Third, a codification of the inspection and adjudication of proofs of debt in relation to a scheme of arrangement.
#5: Review of decisions after approval of the scheme
This is a new safeguard afforded to creditors. After the sanction of the scheme of arrangement, the court can grant certain relief if there has been an act or omission that results in a breach of the term of the scheme of arrangement. The court may also clarify any term of the scheme of arrangement.
#6: Super priority rescue financing in schemes and judicial management
In my mind, this will be a game changer and a necessary facet of promoting corporate rescue. The amendments propose to introduce super priority rescue financing for schemes of arrangement and judicial management.
Rescue financing will complete the triumvirate of essential features to promote restructuring and rescue. Breathing space through the super-charged restraining order, facilitation of the compromise in the new scheme of arrangement features, and access to essential working capital funding through rescue financing.

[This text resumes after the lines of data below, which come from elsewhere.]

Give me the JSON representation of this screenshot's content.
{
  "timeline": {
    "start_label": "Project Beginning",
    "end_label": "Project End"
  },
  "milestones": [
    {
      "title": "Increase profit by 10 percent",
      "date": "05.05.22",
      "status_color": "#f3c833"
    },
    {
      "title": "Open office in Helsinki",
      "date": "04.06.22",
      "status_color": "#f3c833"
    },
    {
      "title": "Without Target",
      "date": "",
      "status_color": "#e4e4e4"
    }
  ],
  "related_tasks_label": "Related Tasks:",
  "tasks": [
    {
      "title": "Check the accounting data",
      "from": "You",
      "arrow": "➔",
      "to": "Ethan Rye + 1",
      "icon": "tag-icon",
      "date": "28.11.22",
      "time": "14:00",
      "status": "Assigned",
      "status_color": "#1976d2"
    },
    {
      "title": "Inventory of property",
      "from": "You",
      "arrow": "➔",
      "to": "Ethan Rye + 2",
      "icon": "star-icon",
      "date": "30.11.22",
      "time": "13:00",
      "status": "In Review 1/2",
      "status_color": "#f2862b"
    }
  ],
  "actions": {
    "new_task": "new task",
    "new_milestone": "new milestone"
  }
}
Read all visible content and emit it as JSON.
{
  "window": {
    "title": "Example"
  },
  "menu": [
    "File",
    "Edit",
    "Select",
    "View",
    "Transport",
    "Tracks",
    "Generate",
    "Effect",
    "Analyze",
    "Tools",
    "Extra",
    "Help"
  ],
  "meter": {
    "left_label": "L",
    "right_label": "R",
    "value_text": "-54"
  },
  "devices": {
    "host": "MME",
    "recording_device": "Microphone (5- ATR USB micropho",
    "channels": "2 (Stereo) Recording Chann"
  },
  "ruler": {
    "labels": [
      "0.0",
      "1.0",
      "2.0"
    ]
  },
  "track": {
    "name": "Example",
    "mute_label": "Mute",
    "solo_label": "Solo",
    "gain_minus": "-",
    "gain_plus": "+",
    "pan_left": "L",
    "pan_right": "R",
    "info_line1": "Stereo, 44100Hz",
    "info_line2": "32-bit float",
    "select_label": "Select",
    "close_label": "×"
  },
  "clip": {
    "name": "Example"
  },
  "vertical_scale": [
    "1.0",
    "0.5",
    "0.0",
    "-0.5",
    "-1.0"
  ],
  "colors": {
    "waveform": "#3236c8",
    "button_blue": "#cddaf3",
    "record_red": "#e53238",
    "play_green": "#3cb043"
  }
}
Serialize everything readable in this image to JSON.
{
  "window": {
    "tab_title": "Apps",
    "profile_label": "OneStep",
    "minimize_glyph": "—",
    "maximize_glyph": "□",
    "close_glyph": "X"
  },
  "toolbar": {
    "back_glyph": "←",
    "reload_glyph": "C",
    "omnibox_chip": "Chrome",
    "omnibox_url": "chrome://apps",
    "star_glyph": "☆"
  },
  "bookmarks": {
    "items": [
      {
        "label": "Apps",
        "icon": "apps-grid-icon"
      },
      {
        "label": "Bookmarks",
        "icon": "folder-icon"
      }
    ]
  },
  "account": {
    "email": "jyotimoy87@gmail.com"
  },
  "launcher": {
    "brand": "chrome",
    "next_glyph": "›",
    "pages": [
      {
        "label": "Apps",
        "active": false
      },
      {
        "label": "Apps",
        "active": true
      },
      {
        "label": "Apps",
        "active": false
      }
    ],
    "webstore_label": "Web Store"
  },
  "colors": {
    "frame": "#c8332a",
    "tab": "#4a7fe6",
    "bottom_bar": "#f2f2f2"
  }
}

Where there is new funding secured, the court can make an order to accord super priority to this funding. The different types of priority may be where the rescue funding is treated at the top of the priority as if it were part of the costs and expenses of winding up, priority over other preferential debts and other unsecured debts, or to even be provided with security or secured or unsecured assets.
This brings to Malaysian shores similar US Chapter 11 rescue financing provisions and Singapore’s super priority rescue financing features.
#7: CVA has a wider access
Corporate voluntary arrangement (CVA) will have wider access. The entire existing Section 395 of the CA 2016 will be substituted with narrower restrictions. In particular, there is the removal of the restriction against a company having created a charge. That will allow more distressed companies to consider the CVA.
#8: Public listed companies can apply for judicial management
The judicial management restrictions under existing law left a lot of uncertainty on whether public listed companies could apply for judicial management. The proposed amendments will make it clear that generally, public listed companies can apply for judicial management. This is because the restrictions are now only confined to certain types of companies as registered, licensed or recognised under certain parts of the Capital Markets and Services Act 2007, or under the Securities Industry (Central Depositories) Act 1991.
#9: Secured creditor recovery of property in JM and CVA
There are proposed new provisions to allow secured creditors to take possession or exercise its secured rights over the secured property during a moratorium in CVA and JM. This is generally where the property is not required by the company during the CVA or JM, there is a high risk to the existence of the property or the value of the property decreases in value due to the moratorium.
#10: Continuation of essential goods and services/ipso facto clauses
Finally, it is intended that when there is a proposed scheme of arrangement, CVA or JM, essential supplies under existing contracts must continue to be provided. Ipso facto clauses or termination clauses due to insolvency-related events will cease to have effect. Suppliers will have to continue to fulfill their commitments under their contracts with the debtor company. As protection to the suppliers, the suppliers do have an avenue to apply for consent to have the contract or supply terminated on certain grounds.
Conclusion: Flattening the insolvency curve
The above is a high-level summary of the major restructuring and corporate rescue amendments being proposed. Overall, the proposed Companies (Amendment) Bill 2020 will introduce significant and useful restructuring tools to better assist distressed companies. These changes are urgently needed by companies in battling the challenging Covid-19 business environment and will help to flatten the insolvency curve threatening companies.
Lee Shih is a restructuring and insolvency lawyer and the managing partner of the boutique law firm, Lim Chee Wee Partnership. He also writes at themalaysianlawyer.com.